++++ Available data
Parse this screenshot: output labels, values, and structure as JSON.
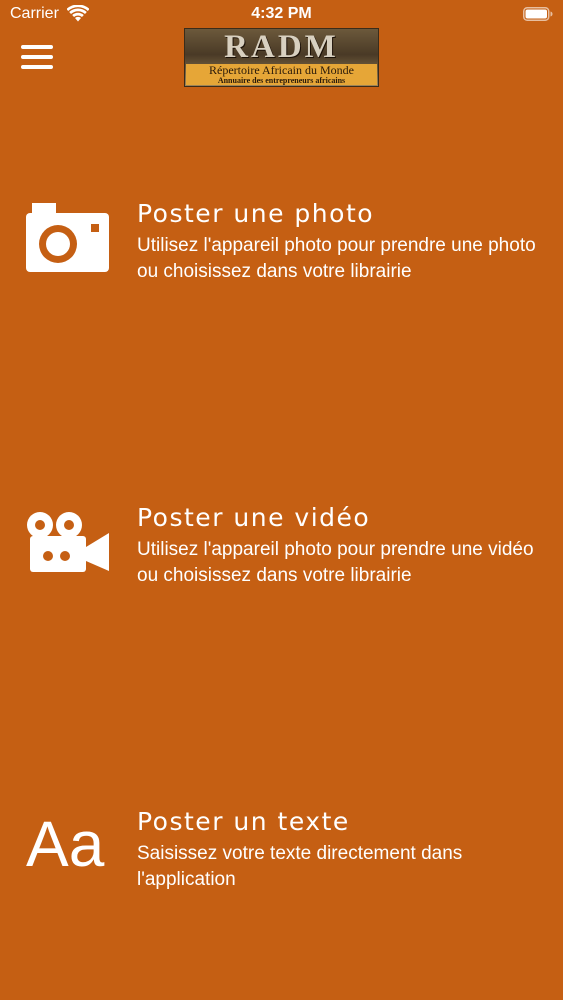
{
  "status_bar": {
    "carrier": "Carrier",
    "time": "4:32 PM"
  },
  "header": {
    "logo": {
      "title": "RADM",
      "subtitle": "Répertoire Africain du Monde",
      "tagline": "Annuaire des entrepreneurs africains"
    }
  },
  "options": [
    {
      "title": "Poster une photo",
      "description": "Utilisez l'appareil photo pour prendre une photo ou choisissez dans votre librairie",
      "icon": "camera-icon"
    },
    {
      "title": "Poster une vidéo",
      "description": "Utilisez l'appareil photo pour prendre une vidéo ou choisissez dans votre librairie",
      "icon": "video-camera-icon"
    },
    {
      "title": "Poster un texte",
      "description": "Saisissez votre texte directement dans l'application",
      "icon": "text-icon",
      "icon_text": "Aa"
    }
  ],
  "colors": {
    "background": "#c55f13",
    "text": "#ffffff",
    "logo_band": "#e6a637"
  }
}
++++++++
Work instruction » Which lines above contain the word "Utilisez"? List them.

Written solution »
      "description": "Utilisez l'appareil photo pour prendre une photo ou choisissez dans votre librairie",
      "description": "Utilisez l'appareil photo pour prendre une vidéo ou choisissez dans votre librairie",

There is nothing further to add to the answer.